Despite President Donald Trump's much vaunted plans to get rid of "bad hombres," gang members and drug traffickers as an urgent matter of national security, only five of the more than 4,000 people prosecuted in new immigration cases in February actually committed crimes that put public safety at risk, according to Justice Department data.
The Trump administration opened 4,301 immigration crime related prosecutions in February, down 7.4 percent from January. That's also 14.7 percent less than in the same month last year, according to a breakdown of figures from the Transactional Records Access Clearinghouse (TRAC).
The data reveals that the bulk of the new immigration cases (3,733) were initiated in courts that handle misdemeanors posing no danger to national security. Some cases may commence in these courts before being referred to a district court or higher.
The most common charge was for illegal entry to the United States—“entry of alien at improper time or place"—representing 48.8 percent of the cases.
The second most common charge was for re-entry into the country after being deported: amounting to 43.6 percent of the cases.
Only five immigrants were charged with offenses involving a firearm or other dangerous criminal act in February, accounting for 0.1 percent of the total immigration cases that were opened.
Despite Trump's harsh rhetoric against undocumented immigrants, prosecutions against these migrants for this type of charge declined 51.7 percent in February compared to the same month in 2016, according to TRAC data.
Compared to five years ago, charges for these types of crimes plummeted 46.2 percent.
Of the top 10 charges, the next most serious is "conspiracy to commit an offense or defraud the United States," for which only four trials were initiated in February.
Immigration convictions show a similar pattern:

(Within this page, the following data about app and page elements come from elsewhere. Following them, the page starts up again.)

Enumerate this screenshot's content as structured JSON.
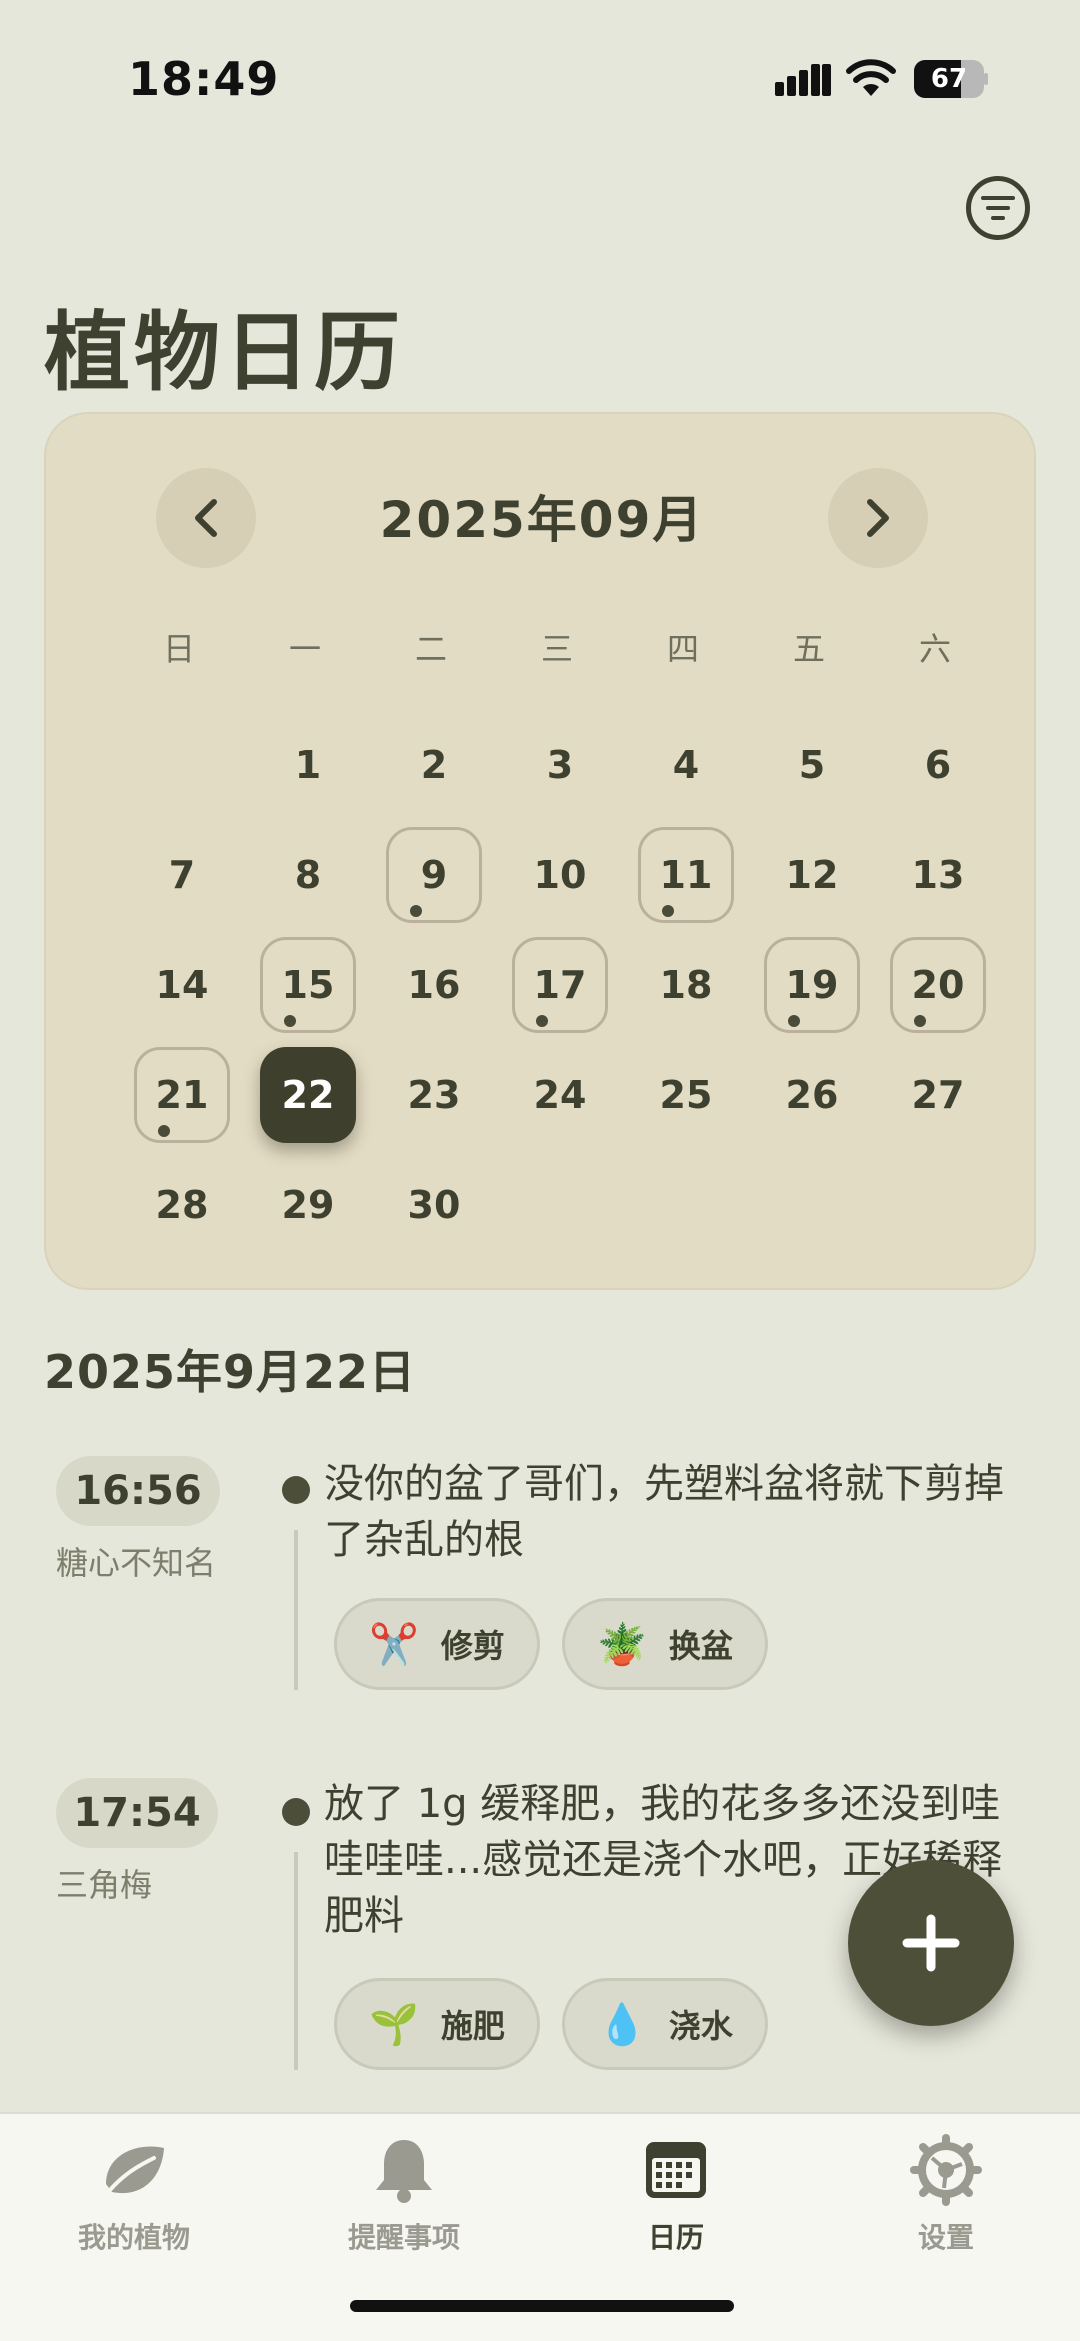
{
  "status": {
    "time": "18:49",
    "battery": "67",
    "battery_level": 0.67
  },
  "header": {
    "title": "植物日历"
  },
  "calendar": {
    "month_label": "2025年09月",
    "weekdays": [
      "日",
      "一",
      "二",
      "三",
      "四",
      "五",
      "六"
    ],
    "start_offset": 1,
    "days": [
      "1",
      "2",
      "3",
      "4",
      "5",
      "6",
      "7",
      "8",
      "9",
      "10",
      "11",
      "12",
      "13",
      "14",
      "15",
      "16",
      "17",
      "18",
      "19",
      "20",
      "21",
      "22",
      "23",
      "24",
      "25",
      "26",
      "27",
      "28",
      "29",
      "30"
    ],
    "event_days": [
      9,
      11,
      15,
      17,
      19,
      20,
      21
    ],
    "today": 22
  },
  "selected_date": "2025年9月22日",
  "entries": [
    {
      "time": "16:56",
      "plant": "糖心不知名",
      "text": "没你的盆了哥们，先塑料盆将就下剪掉了杂乱的根",
      "tags": [
        {
          "icon": "✂️",
          "label": "修剪"
        },
        {
          "icon": "🪴",
          "label": "换盆"
        }
      ]
    },
    {
      "time": "17:54",
      "plant": "三角梅",
      "text": "放了 1g 缓释肥，我的花多多还没到哇哇哇哇...感觉还是浇个水吧，正好稀释肥料",
      "tags": [
        {
          "icon": "🌱",
          "label": "施肥"
        },
        {
          "icon": "💧",
          "label": "浇水"
        }
      ]
    }
  ],
  "nav": {
    "items": [
      {
        "label": "我的植物",
        "icon": "leaf-icon"
      },
      {
        "label": "提醒事项",
        "icon": "bell-icon"
      },
      {
        "label": "日历",
        "icon": "calendar-icon"
      },
      {
        "label": "设置",
        "icon": "gear-icon"
      }
    ],
    "active": 2
  }
}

An analysis of sentencing data in immigration cases in February also showed a low number of serious crimes. Out of 4,198 judgments, 61 percent were for petty offenses.

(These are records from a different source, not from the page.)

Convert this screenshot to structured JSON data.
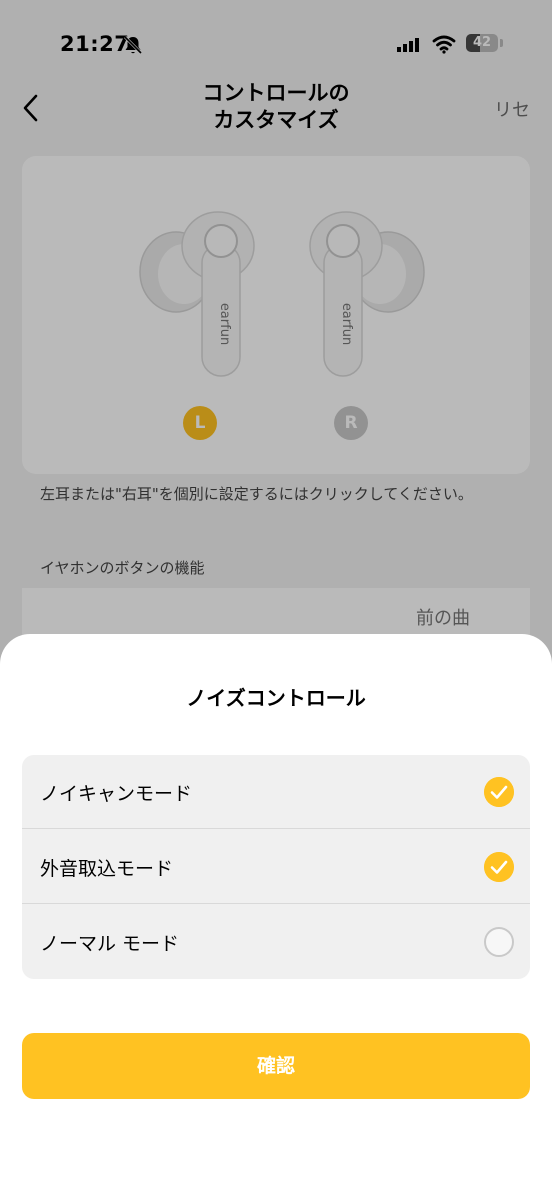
{
  "status_bar": {
    "time": "21:27",
    "battery": "42"
  },
  "nav": {
    "title_line1": "コントロールの",
    "title_line2": "カスタマイズ",
    "reset_label": "リセ"
  },
  "earbuds": {
    "brand_text": "earfun",
    "left_label": "L",
    "right_label": "R",
    "selected": "L"
  },
  "hint_text": "左耳または\"右耳\"を個別に設定するにはクリックしてください。",
  "section_title": "イヤホンのボタンの機能",
  "function_row_value": "前の曲",
  "sheet": {
    "title": "ノイズコントロール",
    "options": [
      {
        "label": "ノイキャンモード",
        "checked": true
      },
      {
        "label": "外音取込モード",
        "checked": true
      },
      {
        "label": "ノーマル モード",
        "checked": false
      }
    ],
    "confirm_label": "確認"
  },
  "colors": {
    "accent": "#ffc222",
    "overlay": "rgba(0,0,0,0.27)"
  }
}
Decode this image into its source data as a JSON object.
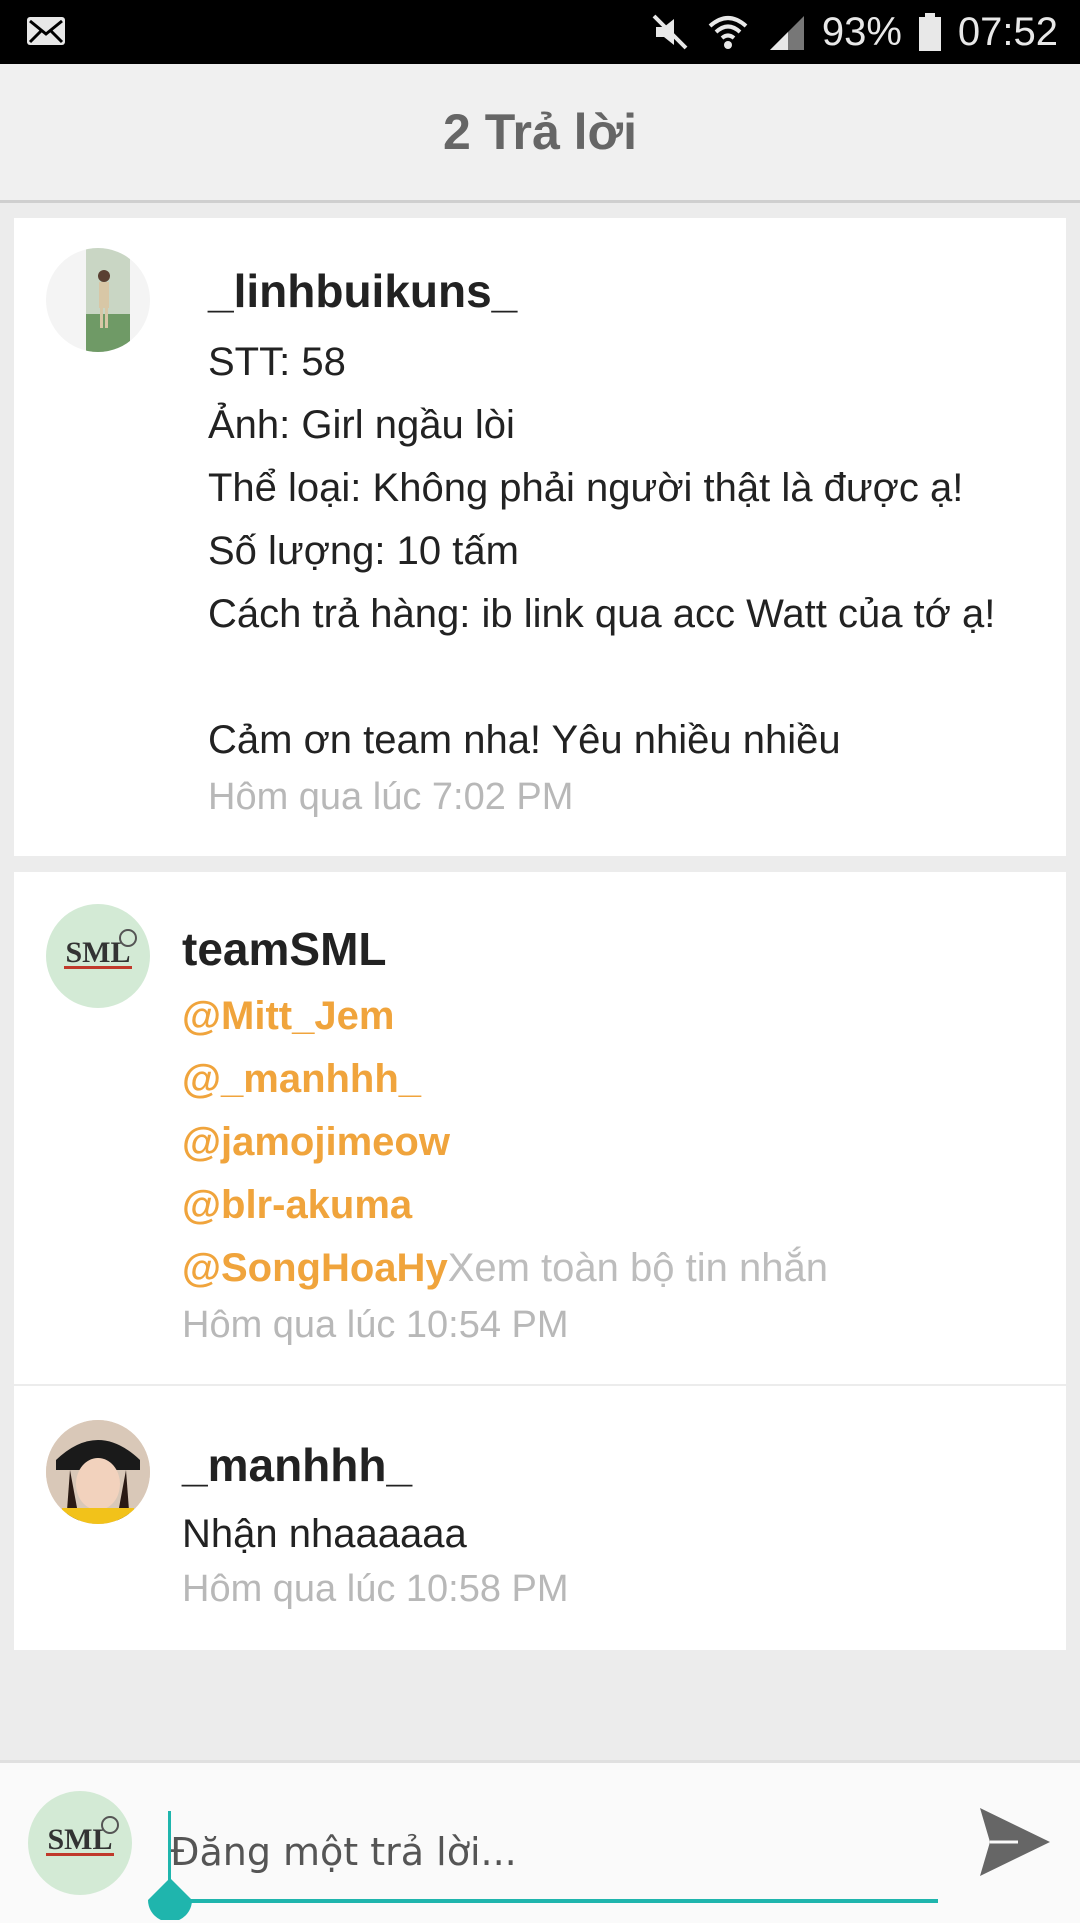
{
  "status_bar": {
    "battery": "93%",
    "time": "07:52",
    "icons": [
      "mail-icon",
      "mute-icon",
      "wifi-icon",
      "signal-icon",
      "battery-icon"
    ]
  },
  "header": {
    "title": "2 Trả lời"
  },
  "original_post": {
    "username": "_linhbuikuns_",
    "lines": [
      "STT: 58",
      "Ảnh: Girl ngầu lòi",
      "Thể loại: Không phải người thật là được ạ!",
      "Số lượng: 10 tấm",
      "Cách trả hàng: ib link qua acc Watt của tớ ạ!",
      "",
      "Cảm ơn team nha! Yêu nhiều nhiều"
    ],
    "timestamp": "Hôm qua lúc 7:02 PM"
  },
  "replies": [
    {
      "username": "teamSML",
      "mentions": [
        "@Mitt_Jem",
        "@_manhhh_",
        "@jamojimeow",
        "@blr-akuma",
        "@SongHoaHy"
      ],
      "see_all": "Xem toàn bộ tin nhắn",
      "timestamp": "Hôm qua lúc 10:54 PM"
    },
    {
      "username": "_manhhh_",
      "text": "Nhận nhaaaaaa",
      "timestamp": "Hôm qua lúc 10:58 PM"
    }
  ],
  "reply_bar": {
    "placeholder": "Đăng một trả lời...",
    "value": ""
  },
  "avatar_logo_text": "SML",
  "colors": {
    "mention": "#f0a43c",
    "accent": "#1fb5ad",
    "timestamp": "#b8b8b8"
  }
}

Again, the main cause was entry into the country at an "inappropriate time or place," with 70.2 percent of the cases, and the second the reentry to the United States after being deported, with 29 percent.